**** Recorded information

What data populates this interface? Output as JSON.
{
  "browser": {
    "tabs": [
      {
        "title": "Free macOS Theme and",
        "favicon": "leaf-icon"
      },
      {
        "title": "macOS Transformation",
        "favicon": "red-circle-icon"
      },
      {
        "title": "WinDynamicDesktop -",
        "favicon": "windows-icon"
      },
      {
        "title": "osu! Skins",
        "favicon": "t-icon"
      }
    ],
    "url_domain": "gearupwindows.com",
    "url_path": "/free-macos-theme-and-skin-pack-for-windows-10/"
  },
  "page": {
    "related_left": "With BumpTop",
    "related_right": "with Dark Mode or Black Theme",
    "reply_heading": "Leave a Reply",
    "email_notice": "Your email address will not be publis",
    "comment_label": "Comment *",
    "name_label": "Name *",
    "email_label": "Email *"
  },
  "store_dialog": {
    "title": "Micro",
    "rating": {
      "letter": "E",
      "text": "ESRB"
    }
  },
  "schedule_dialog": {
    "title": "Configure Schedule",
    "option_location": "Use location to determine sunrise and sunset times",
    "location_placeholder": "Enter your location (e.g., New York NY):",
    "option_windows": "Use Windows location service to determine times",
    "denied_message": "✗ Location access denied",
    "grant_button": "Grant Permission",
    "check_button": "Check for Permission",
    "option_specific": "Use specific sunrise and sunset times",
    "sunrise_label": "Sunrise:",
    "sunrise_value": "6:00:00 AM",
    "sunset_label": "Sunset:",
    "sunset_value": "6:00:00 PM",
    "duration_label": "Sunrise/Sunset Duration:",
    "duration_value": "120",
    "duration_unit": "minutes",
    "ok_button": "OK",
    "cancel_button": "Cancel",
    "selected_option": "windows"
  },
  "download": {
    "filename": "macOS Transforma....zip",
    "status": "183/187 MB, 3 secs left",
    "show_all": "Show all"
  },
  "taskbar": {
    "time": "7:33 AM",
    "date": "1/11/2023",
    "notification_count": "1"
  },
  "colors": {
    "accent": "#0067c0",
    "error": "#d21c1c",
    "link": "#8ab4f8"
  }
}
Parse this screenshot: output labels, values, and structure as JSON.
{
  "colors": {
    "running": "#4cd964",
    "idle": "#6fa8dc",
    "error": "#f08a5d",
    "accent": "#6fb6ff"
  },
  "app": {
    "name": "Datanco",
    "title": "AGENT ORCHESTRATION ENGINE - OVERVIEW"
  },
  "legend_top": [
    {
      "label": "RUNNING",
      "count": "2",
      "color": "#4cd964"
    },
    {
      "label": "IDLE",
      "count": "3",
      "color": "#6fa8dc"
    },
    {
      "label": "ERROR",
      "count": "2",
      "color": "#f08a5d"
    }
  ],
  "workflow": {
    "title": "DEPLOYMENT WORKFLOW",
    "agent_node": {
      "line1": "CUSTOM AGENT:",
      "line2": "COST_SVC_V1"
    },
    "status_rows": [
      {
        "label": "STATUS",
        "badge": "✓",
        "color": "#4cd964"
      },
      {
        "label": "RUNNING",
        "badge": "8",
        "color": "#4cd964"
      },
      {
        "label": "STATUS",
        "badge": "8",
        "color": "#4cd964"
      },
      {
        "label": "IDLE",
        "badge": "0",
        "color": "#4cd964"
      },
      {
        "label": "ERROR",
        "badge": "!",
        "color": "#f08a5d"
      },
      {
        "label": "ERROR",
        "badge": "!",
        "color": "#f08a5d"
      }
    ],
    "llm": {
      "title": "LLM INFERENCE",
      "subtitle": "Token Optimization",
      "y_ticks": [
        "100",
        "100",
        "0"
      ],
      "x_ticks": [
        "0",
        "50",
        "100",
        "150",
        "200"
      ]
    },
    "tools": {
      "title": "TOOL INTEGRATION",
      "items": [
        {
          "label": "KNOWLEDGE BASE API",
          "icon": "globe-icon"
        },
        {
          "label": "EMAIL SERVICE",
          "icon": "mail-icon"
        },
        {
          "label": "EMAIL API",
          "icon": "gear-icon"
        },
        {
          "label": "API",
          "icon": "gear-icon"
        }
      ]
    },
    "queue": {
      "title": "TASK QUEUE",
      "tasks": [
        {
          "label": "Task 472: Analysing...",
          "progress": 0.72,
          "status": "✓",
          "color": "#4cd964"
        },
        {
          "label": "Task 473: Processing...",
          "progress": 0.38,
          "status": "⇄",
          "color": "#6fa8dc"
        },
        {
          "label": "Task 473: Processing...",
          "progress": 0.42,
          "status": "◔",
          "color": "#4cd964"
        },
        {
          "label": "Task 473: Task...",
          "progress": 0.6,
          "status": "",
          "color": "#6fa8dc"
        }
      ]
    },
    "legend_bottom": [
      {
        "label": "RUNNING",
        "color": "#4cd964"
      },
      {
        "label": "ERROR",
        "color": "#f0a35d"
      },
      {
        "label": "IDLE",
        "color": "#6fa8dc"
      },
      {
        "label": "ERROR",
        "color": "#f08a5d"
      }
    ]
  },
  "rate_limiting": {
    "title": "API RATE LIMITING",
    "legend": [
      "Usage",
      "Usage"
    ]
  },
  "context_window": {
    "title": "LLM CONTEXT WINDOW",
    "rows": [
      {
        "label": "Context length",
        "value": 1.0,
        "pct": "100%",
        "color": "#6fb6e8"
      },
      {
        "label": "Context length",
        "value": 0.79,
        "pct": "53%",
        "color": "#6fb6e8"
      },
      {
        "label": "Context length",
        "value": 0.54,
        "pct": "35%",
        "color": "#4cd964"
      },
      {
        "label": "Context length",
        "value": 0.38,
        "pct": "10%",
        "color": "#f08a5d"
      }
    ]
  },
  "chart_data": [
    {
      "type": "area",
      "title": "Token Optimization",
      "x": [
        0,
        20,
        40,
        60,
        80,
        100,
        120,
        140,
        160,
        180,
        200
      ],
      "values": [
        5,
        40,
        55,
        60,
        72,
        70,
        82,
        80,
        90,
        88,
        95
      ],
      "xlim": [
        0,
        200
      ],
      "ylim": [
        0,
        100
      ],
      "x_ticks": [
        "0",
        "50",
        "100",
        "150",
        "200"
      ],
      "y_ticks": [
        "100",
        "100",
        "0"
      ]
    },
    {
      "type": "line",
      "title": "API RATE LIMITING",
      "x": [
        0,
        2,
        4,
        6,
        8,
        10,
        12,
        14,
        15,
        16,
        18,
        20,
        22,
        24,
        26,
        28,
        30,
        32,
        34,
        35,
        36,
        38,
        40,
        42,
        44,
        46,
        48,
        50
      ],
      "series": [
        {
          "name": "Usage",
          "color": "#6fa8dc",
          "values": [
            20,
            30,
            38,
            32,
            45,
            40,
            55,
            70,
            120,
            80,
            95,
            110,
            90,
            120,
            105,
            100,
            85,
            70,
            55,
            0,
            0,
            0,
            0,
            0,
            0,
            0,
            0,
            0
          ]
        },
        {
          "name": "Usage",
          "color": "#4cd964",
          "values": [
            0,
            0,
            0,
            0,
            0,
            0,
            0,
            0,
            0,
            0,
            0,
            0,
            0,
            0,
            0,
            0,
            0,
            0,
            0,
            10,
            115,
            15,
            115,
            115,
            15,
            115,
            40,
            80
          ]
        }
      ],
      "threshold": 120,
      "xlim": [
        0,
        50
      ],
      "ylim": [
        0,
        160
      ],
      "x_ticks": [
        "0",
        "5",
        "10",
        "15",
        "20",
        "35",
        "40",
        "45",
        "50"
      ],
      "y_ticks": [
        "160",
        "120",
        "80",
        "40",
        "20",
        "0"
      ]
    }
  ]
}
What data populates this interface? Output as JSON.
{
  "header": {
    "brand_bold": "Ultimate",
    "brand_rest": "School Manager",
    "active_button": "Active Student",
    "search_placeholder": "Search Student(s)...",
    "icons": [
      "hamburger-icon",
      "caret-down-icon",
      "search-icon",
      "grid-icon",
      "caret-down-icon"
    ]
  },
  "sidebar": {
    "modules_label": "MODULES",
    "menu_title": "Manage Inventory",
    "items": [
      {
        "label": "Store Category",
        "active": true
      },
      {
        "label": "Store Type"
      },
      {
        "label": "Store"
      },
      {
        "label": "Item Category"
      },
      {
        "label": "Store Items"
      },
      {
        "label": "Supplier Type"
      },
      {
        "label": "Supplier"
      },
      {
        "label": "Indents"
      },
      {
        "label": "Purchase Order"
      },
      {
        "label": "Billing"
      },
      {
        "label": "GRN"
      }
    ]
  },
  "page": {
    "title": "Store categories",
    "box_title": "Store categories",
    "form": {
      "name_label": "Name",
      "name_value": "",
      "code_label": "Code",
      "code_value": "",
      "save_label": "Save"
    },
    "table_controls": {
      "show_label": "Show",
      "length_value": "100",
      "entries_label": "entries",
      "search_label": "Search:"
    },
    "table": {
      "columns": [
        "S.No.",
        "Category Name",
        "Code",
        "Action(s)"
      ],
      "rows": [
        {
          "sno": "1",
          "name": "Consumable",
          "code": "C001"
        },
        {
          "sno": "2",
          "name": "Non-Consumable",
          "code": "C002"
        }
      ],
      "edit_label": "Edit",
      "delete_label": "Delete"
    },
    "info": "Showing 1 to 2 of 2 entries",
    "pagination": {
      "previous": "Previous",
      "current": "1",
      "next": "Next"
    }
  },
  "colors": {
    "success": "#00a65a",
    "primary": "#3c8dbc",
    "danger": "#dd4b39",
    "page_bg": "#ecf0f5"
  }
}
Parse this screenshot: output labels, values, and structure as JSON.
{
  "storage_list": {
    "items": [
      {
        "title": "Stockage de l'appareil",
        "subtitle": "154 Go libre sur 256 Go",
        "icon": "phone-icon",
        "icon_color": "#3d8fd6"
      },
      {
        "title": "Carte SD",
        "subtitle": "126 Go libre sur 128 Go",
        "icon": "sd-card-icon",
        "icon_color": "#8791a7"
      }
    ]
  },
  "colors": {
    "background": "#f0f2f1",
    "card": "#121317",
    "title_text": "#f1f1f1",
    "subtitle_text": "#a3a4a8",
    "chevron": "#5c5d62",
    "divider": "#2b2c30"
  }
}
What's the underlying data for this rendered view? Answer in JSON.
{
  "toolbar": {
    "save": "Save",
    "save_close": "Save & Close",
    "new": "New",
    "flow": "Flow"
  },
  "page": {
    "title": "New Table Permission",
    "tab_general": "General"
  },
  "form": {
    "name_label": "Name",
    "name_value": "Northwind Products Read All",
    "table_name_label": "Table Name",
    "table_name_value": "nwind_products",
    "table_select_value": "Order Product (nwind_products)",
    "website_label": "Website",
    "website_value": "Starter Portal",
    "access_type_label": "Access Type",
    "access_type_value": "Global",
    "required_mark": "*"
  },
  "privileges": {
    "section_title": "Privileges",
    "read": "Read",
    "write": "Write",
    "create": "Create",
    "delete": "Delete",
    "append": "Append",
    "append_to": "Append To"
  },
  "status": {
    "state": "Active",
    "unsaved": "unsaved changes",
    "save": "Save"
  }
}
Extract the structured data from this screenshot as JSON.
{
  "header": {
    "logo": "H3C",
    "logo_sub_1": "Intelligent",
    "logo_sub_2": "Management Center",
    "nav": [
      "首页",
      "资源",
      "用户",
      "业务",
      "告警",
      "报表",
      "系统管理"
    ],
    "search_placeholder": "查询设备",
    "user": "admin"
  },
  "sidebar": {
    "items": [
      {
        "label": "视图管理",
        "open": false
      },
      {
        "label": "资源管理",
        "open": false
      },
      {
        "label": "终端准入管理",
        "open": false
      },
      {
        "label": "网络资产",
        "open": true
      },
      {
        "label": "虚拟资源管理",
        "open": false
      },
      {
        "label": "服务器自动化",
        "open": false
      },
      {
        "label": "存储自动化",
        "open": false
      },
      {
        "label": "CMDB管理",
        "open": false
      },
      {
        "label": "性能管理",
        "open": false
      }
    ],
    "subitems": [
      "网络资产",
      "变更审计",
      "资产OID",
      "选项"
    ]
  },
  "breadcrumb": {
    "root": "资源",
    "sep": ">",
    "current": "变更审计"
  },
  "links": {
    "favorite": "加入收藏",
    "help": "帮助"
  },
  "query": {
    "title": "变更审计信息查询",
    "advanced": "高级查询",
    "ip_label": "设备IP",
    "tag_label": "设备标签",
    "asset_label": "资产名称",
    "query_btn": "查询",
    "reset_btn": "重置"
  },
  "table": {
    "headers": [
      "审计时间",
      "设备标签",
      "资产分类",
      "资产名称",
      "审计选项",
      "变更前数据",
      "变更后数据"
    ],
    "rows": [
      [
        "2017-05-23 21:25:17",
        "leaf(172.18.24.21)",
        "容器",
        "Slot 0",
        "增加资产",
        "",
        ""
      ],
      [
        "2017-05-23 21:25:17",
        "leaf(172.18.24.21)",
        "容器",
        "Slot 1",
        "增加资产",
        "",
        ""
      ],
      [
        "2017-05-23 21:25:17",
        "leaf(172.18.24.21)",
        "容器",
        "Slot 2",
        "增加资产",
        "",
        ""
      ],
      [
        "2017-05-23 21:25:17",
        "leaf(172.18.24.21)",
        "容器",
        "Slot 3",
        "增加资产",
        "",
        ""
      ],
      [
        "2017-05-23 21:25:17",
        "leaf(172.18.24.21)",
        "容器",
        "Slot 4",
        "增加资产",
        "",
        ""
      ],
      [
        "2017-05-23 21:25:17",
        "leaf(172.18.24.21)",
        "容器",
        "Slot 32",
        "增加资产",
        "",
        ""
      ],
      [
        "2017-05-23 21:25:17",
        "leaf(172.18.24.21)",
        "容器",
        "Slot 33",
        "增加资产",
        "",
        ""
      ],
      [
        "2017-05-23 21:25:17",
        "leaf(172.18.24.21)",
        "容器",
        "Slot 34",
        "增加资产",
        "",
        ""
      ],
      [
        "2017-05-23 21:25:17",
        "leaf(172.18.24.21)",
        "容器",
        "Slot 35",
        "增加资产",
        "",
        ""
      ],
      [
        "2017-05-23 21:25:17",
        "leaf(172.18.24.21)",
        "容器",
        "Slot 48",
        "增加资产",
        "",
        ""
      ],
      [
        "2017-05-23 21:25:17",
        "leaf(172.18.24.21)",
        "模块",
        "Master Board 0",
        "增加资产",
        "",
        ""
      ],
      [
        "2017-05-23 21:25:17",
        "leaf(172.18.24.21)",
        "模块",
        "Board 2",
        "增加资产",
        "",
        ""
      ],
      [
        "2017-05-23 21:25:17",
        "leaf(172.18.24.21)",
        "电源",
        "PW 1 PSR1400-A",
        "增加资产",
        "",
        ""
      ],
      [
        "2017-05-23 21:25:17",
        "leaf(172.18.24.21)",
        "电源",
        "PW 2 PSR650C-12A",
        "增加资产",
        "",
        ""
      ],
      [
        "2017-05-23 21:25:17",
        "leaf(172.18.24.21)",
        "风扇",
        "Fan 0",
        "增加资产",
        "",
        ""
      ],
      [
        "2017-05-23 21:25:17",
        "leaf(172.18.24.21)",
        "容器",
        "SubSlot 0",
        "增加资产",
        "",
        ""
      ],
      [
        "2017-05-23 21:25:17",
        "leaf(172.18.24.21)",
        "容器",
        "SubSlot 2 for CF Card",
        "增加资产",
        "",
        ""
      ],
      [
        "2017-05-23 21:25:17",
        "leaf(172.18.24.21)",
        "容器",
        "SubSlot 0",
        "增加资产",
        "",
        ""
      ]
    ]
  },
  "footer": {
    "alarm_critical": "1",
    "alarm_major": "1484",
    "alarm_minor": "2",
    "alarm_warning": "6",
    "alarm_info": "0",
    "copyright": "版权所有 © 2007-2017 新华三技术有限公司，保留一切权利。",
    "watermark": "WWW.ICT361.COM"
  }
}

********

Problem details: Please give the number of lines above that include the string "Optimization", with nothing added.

Written response: 2